In a new guest piece in Newsweek, Sen. Ted Kennedy (D-MA) speaks of his own personal and family struggles with diseases and accidents, and his commitment to ensuring universal access to health care. “But quality care shouldn’t depend on your financial resources, or the type of job you have, or the medical condition you face. Every American should be able to get the same treatment that U.S. senators are entitled to,” Kennedy writes. “This is the cause of my life. It is a key reason that I defied my illness last summer to speak at the Democratic convention in Denver — to support Barack Obama, but also to make sure, as I said, ‘that we will break the old gridlock and guarantee that every American … will have decent, quality health care as a fundamental right and not just a privilege.'”Leahy: “C’mon, Stop The Racial Politics” Against Sotomayor
Appearing on State of the Union, Sen. Patrick Leahy (D-VT) attacked Republicans for calling Sonia Sotomayor a bigot, and for questioning her work with the Puerto Rican Legal Defense Fund — likening it to attacks on African-American judicial nominees in previous decades. “I hope we don’t go back to the day when we used to have African-Americans up for confirmation and say ‘Yes, but you belong to the NAACP so, you know, we’re really suspicious of you,'” said Leahy. He added: “C’mon, stop the racial politics.”

Gates On Afghanistan: “The American People Are Pretty Tired”
Sec. of Defense Robert Gates told the Los Angeles Times that victory in Afghanistan is a “long-term prospect” — and that American forces must begin to turn it around within a year, or lose public support. After “the Iraq experience, nobody is prepared to have a long slog where it is not apparent we are making headway,” said Gates. “The troops are tired; the American people are pretty tired.”

Rangel: “We Don’t Have Any Republican Answers” On Health Care
Appearing on Face The Nation, Rep. Charlie Rangel (D-NY) said it’s the Republicans’ fault that the health care bill has proceeded without bipartisan support: “We’ve been dealing with this bill for — for over six months. And we’ve had hours of hearings. And the fact that it’s not bipartisan is not because we Democrats don’t want to have a bipartisan bill. We don’t have any Republican answers. It’s easy to say what you don’t like about this bill. But it would be far more constructive if we had something to work on.”

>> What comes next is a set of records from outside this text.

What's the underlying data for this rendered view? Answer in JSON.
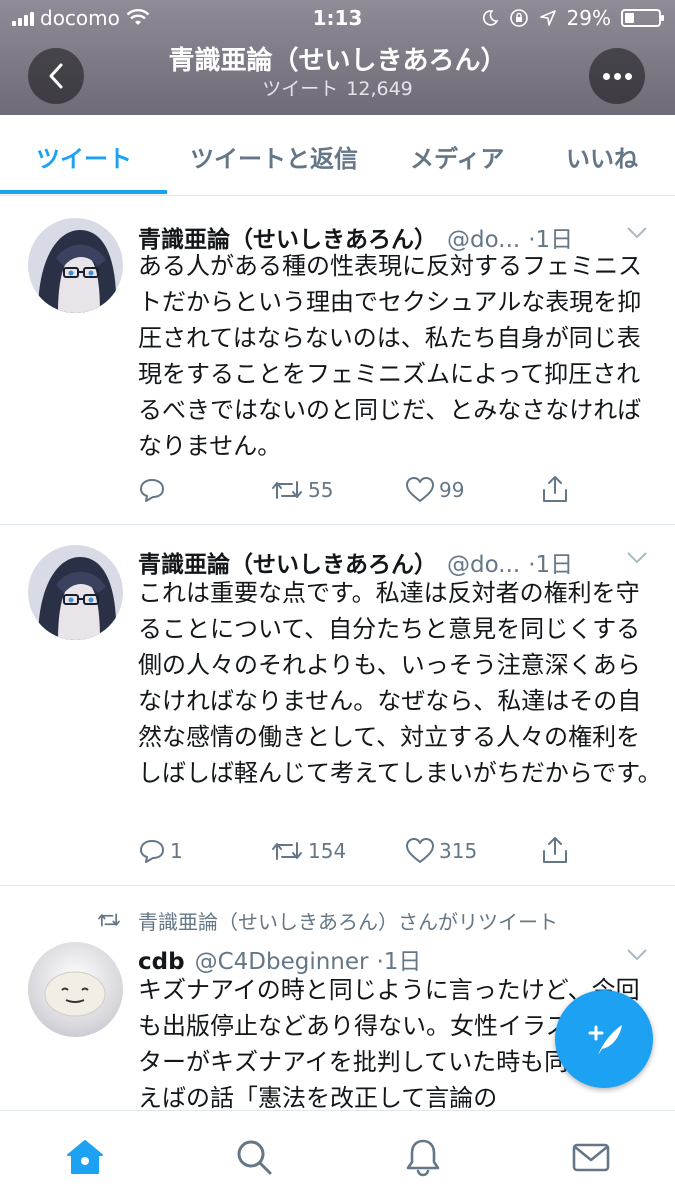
{
  "status_bar": {
    "carrier": "docomo",
    "time": "1:13",
    "battery_percent": "29%",
    "battery_level": 0.29
  },
  "header": {
    "title": "青識亜論（せいしきあろん）",
    "tweets_label": "ツイート",
    "tweets_count": "12,649"
  },
  "tabs": [
    {
      "label": "ツイート",
      "active": true
    },
    {
      "label": "ツイートと返信",
      "active": false
    },
    {
      "label": "メディア",
      "active": false
    },
    {
      "label": "いいね",
      "active": false
    }
  ],
  "tweets": [
    {
      "name": "青識亜論（せいしきあろん）",
      "handle": "@do...",
      "time": "·1日",
      "text": "ある人がある種の性表現に反対するフェミニストだからという理由でセクシュアルな表現を抑圧されてはならないのは、私たち自身が同じ表現をすることをフェミニズムによって抑圧されるべきではないのと同じだ、とみなさなければなりません。",
      "replies": "",
      "retweets": "55",
      "likes": "99"
    },
    {
      "name": "青識亜論（せいしきあろん）",
      "handle": "@do...",
      "time": "·1日",
      "text": "これは重要な点です。私達は反対者の権利を守ることについて、自分たちと意見を同じくする側の人々のそれよりも、いっそう注意深くあらなければなりません。なぜなら、私達はその自然な感情の働きとして、対立する人々の権利をしばしば軽んじて考えてしまいがちだからです。",
      "replies": "1",
      "retweets": "154",
      "likes": "315"
    },
    {
      "retweeted_by": "青識亜論（せいしきあろん）さんがリツイート",
      "name": "cdb",
      "handle": "@C4Dbeginner",
      "time": "·1日",
      "text": "キズナアイの時と同じように言ったけど、今回も出版停止などあり得ない。女性イラストレーターがキズナアイを批判していた時も同じ。例えばの話「憲法を改正して言論の"
    }
  ],
  "icons": {
    "back": "chevron-left-icon",
    "more": "more-dots-icon",
    "reply": "reply-icon",
    "retweet": "retweet-icon",
    "like": "heart-icon",
    "share": "share-icon",
    "compose": "compose-tweet-icon",
    "home": "home-icon",
    "search": "search-icon",
    "notifications": "bell-icon",
    "messages": "envelope-icon"
  },
  "colors": {
    "accent": "#1da1f2",
    "muted": "#657786",
    "text": "#14171a",
    "header_bg": "#7d7a85"
  }
}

Hatch: Obama Can’t Sell Health Care If The Debate Lasts
Also on Face The Nation, Sen. Orrin Hatch (R-UT) said that President Obama is going too fast on health care: “I mean, you’re talking about one-sixth of the American economy. You’re talking about myriad problems here. You’re talking about people who are all over the map, as far as what they really want to do. And I think there’s a really good reason why the president wants to do it. He knows he can’t sell if it lasts — if the debate lasts very long because it is so expensive and costly.”

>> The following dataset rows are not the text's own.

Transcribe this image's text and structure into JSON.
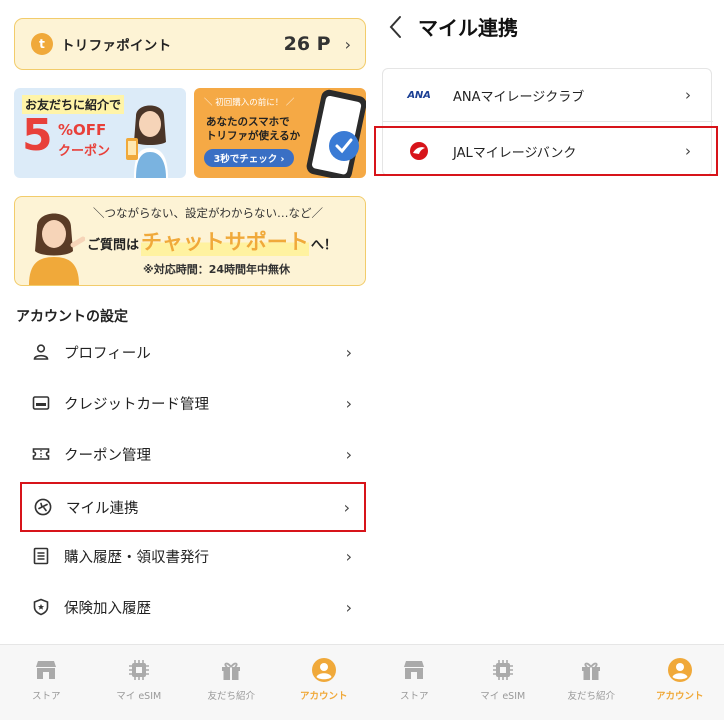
{
  "left_screen": {
    "points_card": {
      "badge": "t",
      "label": "トリファポイント",
      "value": "26 P"
    },
    "invite_banner": {
      "title": "お友だちに紹介で",
      "big_number": "5",
      "off_text": "%OFF",
      "coupon_text": "クーポン"
    },
    "phone_banner": {
      "note": "＼ 初回購入の前に！ ／",
      "line1": "あなたのスマホで",
      "line2": "トリファが使えるか",
      "button": "3秒でチェック ›"
    },
    "chat_banner": {
      "line1": "＼つながらない、設定がわからない…など／",
      "prefix": "ご質問は",
      "highlight": "チャットサポート",
      "suffix": "へ！",
      "hours": "※対応時間：24時間年中無休"
    },
    "section_title": "アカウントの設定",
    "menu_items": [
      {
        "label": "プロフィール",
        "icon": "person-icon"
      },
      {
        "label": "クレジットカード管理",
        "icon": "credit-card-icon"
      },
      {
        "label": "クーポン管理",
        "icon": "ticket-icon"
      },
      {
        "label": "マイル連携",
        "icon": "airplane-icon",
        "highlighted": true
      },
      {
        "label": "購入履歴・領収書発行",
        "icon": "receipt-icon"
      },
      {
        "label": "保険加入履歴",
        "icon": "shield-icon"
      }
    ]
  },
  "tabbar": [
    {
      "label": "ストア",
      "icon": "store-icon"
    },
    {
      "label": "マイ eSIM",
      "icon": "chip-icon"
    },
    {
      "label": "友だち紹介",
      "icon": "gift-icon"
    },
    {
      "label": "アカウント",
      "icon": "account-icon",
      "active": true
    }
  ],
  "right_screen": {
    "title": "マイル連携",
    "programs": [
      {
        "logo_text": "ANA",
        "label": "ANAマイレージクラブ"
      },
      {
        "logo_text": "",
        "label": "JALマイレージバンク",
        "highlighted": true
      }
    ]
  },
  "colors": {
    "accent": "#f0a93a",
    "highlight_border": "#d7141a",
    "card_bg": "#fdf3d5"
  }
}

McConnell: Obama Shouldn’t Get The Health Care Bills In Congress — Either Before August Recess Or Later
Appearing on Meet The Press, Senate Minority Leader Mitch McConnell opposed President Obama’s calls for a health care bill before the August recess. “Well I don’t think he ought to get the particular bills that we’ve seen out of either the House or the Senate before August,” said McConnell, “because they’re really not the right way to go.” He later added: “This is a bill that shouldn’t pass at any point — before the August recess, or later in the year.”

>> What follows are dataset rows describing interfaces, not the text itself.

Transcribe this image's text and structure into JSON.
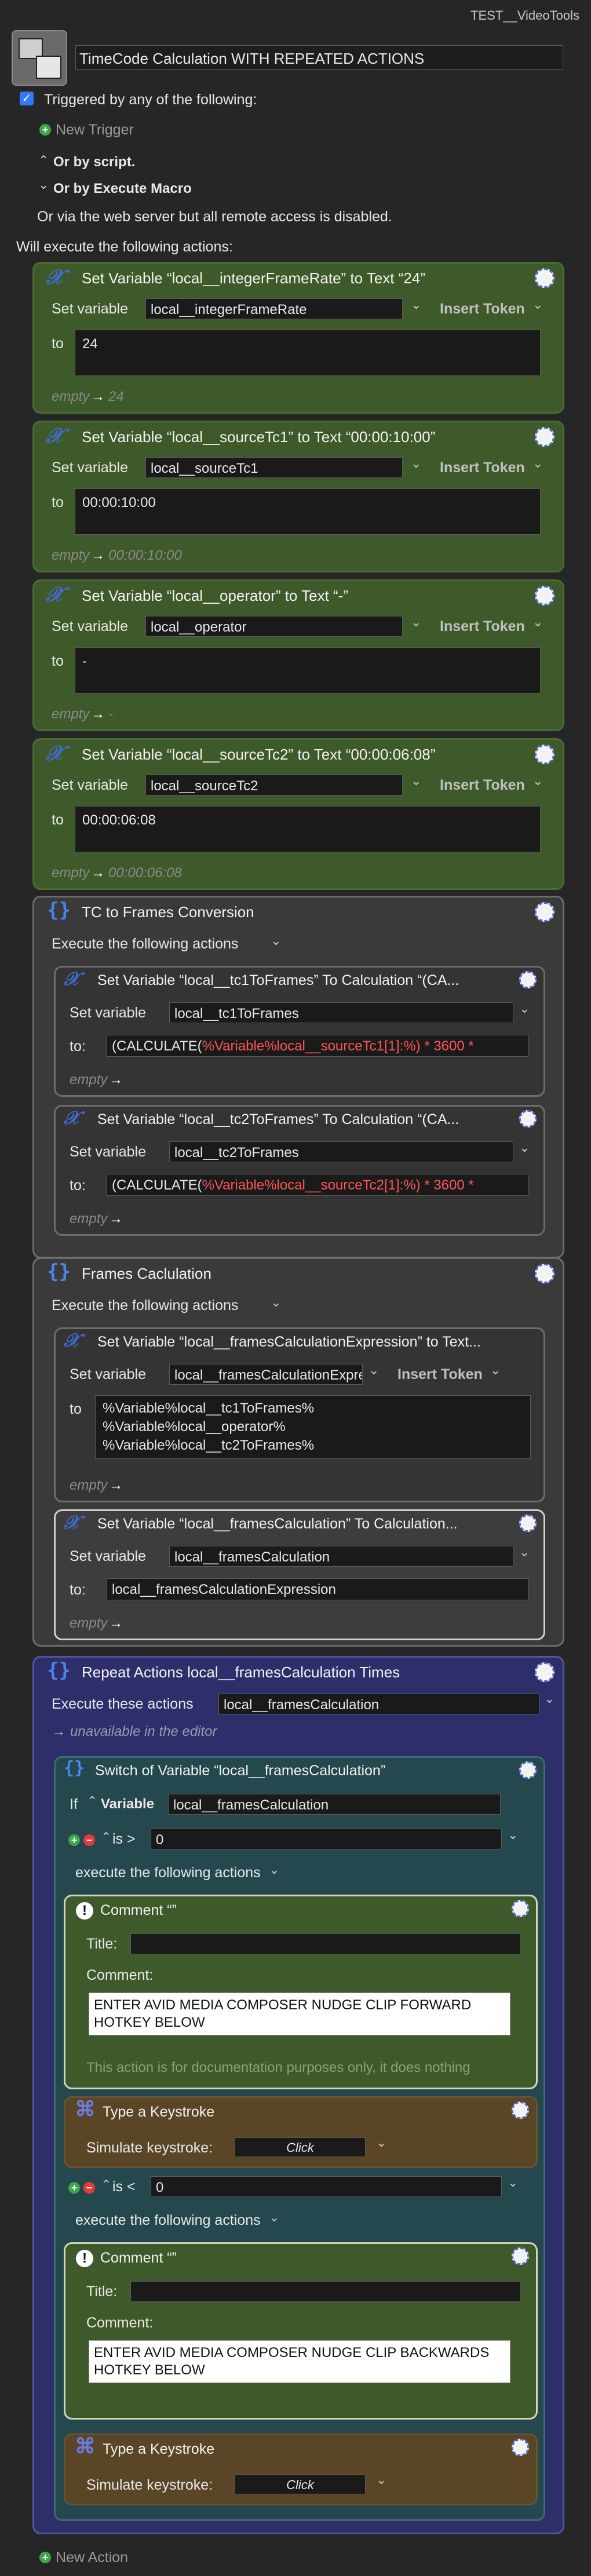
{
  "window_title": "TEST__VideoTools",
  "macro": {
    "name": "TimeCode Calculation WITH REPEATED ACTIONS"
  },
  "trigger": {
    "checkbox_label": "Triggered by any of the following:",
    "new_trigger": "New Trigger",
    "or_script": "Or by script.",
    "or_execute_macro": "Or by Execute Macro",
    "web_server": "Or via the web server but all remote access is disabled."
  },
  "will_execute": "Will execute the following actions:",
  "common": {
    "set_variable": "Set variable",
    "to": "to",
    "to_colon": "to:",
    "insert_token": "Insert Token",
    "empty": "empty",
    "arrow": "→",
    "execute_following": "Execute the following actions",
    "execute_following_lc": "execute the following actions",
    "execute_these": "Execute these actions",
    "title": "Title:",
    "comment": "Comment:",
    "simulate": "Simulate keystroke:",
    "click": "Click",
    "doc_note": "This action is for documentation purposes only, it does nothing",
    "unavailable": "unavailable in the editor",
    "if": "If",
    "variable": "Variable",
    "is_gt": "is >",
    "is_lt": "is <",
    "new_action": "New Action",
    "arrow_sym": "→"
  },
  "actions": [
    {
      "title": "Set Variable “local__integerFrameRate” to Text “24”",
      "var": "local__integerFrameRate",
      "value": "24",
      "preview": "24"
    },
    {
      "title": "Set Variable “local__sourceTc1” to Text “00:00:10:00”",
      "var": "local__sourceTc1",
      "value": "00:00:10:00",
      "preview": "00:00:10:00"
    },
    {
      "title": "Set Variable “local__operator” to Text “-”",
      "var": "local__operator",
      "value": "-",
      "preview": "-"
    },
    {
      "title": "Set Variable “local__sourceTc2” to Text “00:00:06:08”",
      "var": "local__sourceTc2",
      "value": "00:00:06:08",
      "preview": "00:00:06:08"
    }
  ],
  "group1": {
    "title": "TC to Frames Conversion",
    "a1": {
      "title": "Set Variable “local__tc1ToFrames” To Calculation “(CA...",
      "var": "local__tc1ToFrames",
      "calc_prefix": "(CALCULATE(",
      "calc_red": "%Variable%local__sourceTc1[1]:%)",
      "calc_suffix": " * 3600 *"
    },
    "a2": {
      "title": "Set Variable “local__tc2ToFrames” To Calculation “(CA...",
      "var": "local__tc2ToFrames",
      "calc_prefix": "(CALCULATE(",
      "calc_red": "%Variable%local__sourceTc2[1]:%)",
      "calc_suffix": " * 3600 *"
    }
  },
  "group2": {
    "title": "Frames Caclulation",
    "a1": {
      "title": "Set Variable “local__framesCalculationExpression” to Text...",
      "var": "local__framesCalculationExpre",
      "lines": [
        "%Variable%local__tc1ToFrames%",
        "%Variable%local__operator%",
        "%Variable%local__tc2ToFrames%"
      ]
    },
    "a2": {
      "title": "Set Variable “local__framesCalculation” To Calculation...",
      "var": "local__framesCalculation",
      "calc": "local__framesCalculationExpression"
    }
  },
  "repeat": {
    "title": "Repeat Actions local__framesCalculation Times",
    "count": "local__framesCalculation",
    "switch": {
      "title": "Switch of Variable “local__framesCalculation”",
      "var": "local__framesCalculation",
      "v1": "0",
      "v2": "0",
      "comment1": {
        "title": "Comment “”",
        "text": "ENTER AVID MEDIA COMPOSER NUDGE CLIP FORWARD HOTKEY BELOW"
      },
      "comment2": {
        "title": "Comment “”",
        "text": "ENTER AVID MEDIA COMPOSER NUDGE CLIP BACKWARDS HOTKEY BELOW"
      },
      "keystroke_title": "Type a Keystroke"
    }
  }
}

Orszag: “We’ve Stepped Back From That Precipice” On Economy
Appearing on State of the Union, White House Budget Director Peter Orszag said the economy has averted a total disaster, but it will still take some time for employment to pick up again. “Where we are is the sense of free fall that we had back in December … we’ve stepped back from that precipice but we’re not yet in the growth zone,” said Orszag. “Most private sector forecasters are suggesting that won’t happen till later this year.”